Standing in the center of that circle, horn in trembling hands, my peers beamed at me with tooth-missing grins. In that moment I recall feeling gift-wrapped in attunement; a Yamaha French horn trumpeted the surprise arrival of homeostasis, and magic.
Years passed and I continued to cut my embouchure on dented King’s and tinny Conn’s – all rented French horns of dubious quality. But I persistently played these metal beasts – chromatic scales groaning through the walls of school practice rooms and childhood hallways.
The Summer transitioning between junior and senior high school was one of prolonged anxiety; try-outs for high school concert band were held the first of August, and I was struggling to spin melodic gold from a deflated, barren Elkhart horn.
A fluke of nature intervened. A serious eye infection threatened to take my vision that July, which would make my right eye a vacuous hole of non-sight. Laying in the hospital, agony scraping at my optic nerves, my dad fidgeted by my bedside. My awareness flickered between pain and pain-killers, but I remember my dad’s words uttered from the anxiety of his daughter facing a life of half-blindness. “Make it through this,” he said, “and I’ll buy you the best damn French horn you’ll ever lay hands on.”
I made it out of the procedures with eyesight intact, and dad made good on his promise. He bought me a Yamaha 668, the elite of the fleet for its day. A professional horn with seamless nickel streaming like smooth ripples of water in my hands. It resonated in my arms. Within this bright horn, there was music tingling, aching, itching to be released. I was reborn after playing the new horn for the first time. The sound I could produce was tangible lusciousness, like being robed in musical satin. That horn took me to 1st chair all through high school, prestige in college years, and even serving as a free-lance musician for both symphonic bands and chamber orchestras.
Now, decades later, sitting in a battered dentists chair doubling as a recliner for tattoo initiates, I think on these memories mixed with melodic overtones. As my friend and tattoo artist coaxes life from ink, etching the Yamaha Chinese Phoenix on my breastbone, I reflect on the appropriateness of the symbolism. Reborn indeed.
Was it happenstance that my eyesight was saved? I don’t think so. Rather, I believe it was the restorative power of my heartfelt devotion for creating good music, and my love of the French horn rescued me from living a half-blind life (physically and metaphorically).

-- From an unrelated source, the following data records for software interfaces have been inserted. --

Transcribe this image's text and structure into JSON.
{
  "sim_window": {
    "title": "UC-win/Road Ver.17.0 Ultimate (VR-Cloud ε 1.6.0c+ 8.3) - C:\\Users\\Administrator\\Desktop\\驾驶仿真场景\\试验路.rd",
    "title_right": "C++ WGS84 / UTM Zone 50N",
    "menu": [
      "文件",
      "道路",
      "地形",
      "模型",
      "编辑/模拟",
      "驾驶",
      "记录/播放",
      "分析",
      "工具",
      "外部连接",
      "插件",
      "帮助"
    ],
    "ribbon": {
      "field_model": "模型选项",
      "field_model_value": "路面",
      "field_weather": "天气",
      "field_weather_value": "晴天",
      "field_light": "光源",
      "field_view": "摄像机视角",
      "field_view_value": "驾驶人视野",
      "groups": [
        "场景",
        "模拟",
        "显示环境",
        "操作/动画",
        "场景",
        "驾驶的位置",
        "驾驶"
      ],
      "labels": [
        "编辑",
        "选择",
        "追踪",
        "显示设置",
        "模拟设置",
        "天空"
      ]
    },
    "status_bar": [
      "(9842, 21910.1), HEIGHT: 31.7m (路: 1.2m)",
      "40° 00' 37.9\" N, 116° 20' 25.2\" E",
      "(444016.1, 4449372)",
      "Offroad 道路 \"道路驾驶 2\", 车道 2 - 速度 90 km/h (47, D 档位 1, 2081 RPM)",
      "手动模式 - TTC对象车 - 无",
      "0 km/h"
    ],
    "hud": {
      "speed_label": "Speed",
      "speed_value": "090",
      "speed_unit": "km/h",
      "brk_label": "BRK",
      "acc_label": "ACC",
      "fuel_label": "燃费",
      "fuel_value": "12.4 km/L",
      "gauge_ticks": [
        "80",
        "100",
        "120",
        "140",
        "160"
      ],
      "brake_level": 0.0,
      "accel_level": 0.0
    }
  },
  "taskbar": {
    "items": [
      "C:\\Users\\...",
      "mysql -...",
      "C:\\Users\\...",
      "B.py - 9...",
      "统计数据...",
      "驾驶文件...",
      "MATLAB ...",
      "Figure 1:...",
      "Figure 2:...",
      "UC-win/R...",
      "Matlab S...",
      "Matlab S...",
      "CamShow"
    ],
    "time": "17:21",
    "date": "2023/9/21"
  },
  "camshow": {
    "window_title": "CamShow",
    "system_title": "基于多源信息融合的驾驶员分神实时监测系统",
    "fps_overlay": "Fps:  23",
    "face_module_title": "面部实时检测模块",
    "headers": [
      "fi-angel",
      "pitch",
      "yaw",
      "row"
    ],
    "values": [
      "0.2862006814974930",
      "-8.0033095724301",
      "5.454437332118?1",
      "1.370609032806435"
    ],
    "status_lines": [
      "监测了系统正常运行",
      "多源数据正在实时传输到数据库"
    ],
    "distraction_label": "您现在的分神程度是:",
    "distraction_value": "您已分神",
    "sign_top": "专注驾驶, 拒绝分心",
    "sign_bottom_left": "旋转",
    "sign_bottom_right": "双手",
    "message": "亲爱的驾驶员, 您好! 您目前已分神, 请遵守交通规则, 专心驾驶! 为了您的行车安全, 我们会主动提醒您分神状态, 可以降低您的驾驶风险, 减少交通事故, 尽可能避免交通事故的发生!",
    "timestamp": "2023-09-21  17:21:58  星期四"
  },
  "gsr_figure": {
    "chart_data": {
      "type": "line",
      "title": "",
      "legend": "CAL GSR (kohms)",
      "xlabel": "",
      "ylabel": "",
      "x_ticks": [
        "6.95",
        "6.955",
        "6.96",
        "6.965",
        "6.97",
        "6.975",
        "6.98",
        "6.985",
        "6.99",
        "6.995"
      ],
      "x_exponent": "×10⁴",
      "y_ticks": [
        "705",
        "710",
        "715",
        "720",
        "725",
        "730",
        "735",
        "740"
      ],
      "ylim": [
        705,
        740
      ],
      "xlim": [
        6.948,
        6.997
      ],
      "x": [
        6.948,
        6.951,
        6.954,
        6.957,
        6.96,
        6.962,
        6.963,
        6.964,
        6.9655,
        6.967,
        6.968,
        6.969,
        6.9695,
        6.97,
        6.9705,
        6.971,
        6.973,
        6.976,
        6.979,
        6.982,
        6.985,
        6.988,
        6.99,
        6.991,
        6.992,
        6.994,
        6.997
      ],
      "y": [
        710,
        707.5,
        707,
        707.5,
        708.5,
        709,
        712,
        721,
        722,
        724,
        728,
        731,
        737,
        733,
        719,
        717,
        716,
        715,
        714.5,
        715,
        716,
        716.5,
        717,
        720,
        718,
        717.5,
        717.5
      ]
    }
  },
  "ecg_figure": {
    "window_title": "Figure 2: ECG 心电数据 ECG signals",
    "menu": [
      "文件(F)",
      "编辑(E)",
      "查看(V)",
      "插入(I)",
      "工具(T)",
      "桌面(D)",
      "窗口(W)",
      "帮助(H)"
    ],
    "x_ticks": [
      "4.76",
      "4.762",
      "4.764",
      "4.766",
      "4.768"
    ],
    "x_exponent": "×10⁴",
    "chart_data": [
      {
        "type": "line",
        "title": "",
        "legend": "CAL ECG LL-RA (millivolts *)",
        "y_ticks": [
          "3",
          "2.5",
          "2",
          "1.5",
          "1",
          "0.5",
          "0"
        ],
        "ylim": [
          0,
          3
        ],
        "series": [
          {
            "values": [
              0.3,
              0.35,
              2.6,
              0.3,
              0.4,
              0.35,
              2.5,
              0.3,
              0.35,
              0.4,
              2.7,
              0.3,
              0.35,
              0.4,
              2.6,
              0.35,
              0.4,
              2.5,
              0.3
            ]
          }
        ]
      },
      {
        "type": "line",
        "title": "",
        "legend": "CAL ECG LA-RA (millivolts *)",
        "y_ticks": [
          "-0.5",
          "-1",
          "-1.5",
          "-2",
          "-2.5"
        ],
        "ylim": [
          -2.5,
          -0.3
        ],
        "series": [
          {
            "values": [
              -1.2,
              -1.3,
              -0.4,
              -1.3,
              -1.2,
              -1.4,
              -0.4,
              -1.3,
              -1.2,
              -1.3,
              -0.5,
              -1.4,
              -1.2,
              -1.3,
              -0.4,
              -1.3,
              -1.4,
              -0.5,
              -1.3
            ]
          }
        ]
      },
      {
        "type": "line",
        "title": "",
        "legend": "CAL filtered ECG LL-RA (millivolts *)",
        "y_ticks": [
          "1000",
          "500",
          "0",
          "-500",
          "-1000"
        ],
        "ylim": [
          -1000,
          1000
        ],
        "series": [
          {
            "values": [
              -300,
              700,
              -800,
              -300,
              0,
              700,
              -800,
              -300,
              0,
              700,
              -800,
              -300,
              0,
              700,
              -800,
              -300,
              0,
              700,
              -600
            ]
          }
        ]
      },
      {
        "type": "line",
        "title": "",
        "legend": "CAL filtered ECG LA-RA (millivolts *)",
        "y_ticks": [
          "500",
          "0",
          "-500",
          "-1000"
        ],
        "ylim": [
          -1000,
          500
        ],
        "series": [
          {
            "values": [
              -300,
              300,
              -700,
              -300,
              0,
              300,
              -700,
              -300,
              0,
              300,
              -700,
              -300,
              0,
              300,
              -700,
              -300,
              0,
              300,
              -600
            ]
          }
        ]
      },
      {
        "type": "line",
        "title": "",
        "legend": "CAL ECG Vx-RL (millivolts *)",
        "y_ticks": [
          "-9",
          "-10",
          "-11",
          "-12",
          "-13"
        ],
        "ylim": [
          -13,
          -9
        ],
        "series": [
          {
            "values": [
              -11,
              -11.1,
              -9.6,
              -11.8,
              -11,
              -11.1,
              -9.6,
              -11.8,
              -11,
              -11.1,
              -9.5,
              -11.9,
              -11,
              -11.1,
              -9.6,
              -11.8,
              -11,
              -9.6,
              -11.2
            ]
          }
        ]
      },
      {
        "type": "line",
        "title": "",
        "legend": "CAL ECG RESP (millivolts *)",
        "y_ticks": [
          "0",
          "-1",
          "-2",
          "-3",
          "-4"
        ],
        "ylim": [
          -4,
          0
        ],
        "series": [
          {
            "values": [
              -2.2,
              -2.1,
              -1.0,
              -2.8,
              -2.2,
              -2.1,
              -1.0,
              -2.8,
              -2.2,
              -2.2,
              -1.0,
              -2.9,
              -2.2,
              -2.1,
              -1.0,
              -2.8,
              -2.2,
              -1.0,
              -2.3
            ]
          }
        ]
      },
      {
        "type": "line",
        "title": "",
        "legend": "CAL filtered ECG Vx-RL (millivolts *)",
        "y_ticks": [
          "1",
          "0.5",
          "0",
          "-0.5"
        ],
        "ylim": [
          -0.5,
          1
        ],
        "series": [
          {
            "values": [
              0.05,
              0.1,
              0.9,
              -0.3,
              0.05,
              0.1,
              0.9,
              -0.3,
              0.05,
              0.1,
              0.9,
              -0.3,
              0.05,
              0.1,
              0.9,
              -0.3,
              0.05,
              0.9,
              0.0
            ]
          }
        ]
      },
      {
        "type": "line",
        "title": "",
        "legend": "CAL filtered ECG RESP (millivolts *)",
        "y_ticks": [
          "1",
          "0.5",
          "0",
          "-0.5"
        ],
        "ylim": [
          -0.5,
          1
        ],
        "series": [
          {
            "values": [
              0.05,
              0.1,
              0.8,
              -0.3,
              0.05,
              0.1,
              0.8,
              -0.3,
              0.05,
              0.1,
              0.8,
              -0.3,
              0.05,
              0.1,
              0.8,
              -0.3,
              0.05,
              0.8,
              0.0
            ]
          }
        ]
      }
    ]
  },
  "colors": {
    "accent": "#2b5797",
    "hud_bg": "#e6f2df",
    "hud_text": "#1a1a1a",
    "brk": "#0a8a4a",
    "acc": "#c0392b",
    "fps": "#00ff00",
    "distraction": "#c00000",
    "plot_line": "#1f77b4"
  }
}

Thankfully, it’s not the first time artistic expression has lifted me out of a pile of life’s potentially suffocating ashes. Good music, played rightly, is nothing short of pure enlightenment and I’m lucky (despite my uber-awkward youth) I found illumination that day long ago while rendering clear tones from that sticky silver horn in the third grade.
The tattoo gun finally ceases hammering at my breast plate, and I walk to the mirror to behold the new scenery on my skin. Looking in the mirror, I could swear the phoenix winks back at me – a knowing wink, a shared acknowledgement of restored vision, a confirmation how the drive for creative expression can give way to ascension, leading a willing heart out of the dark.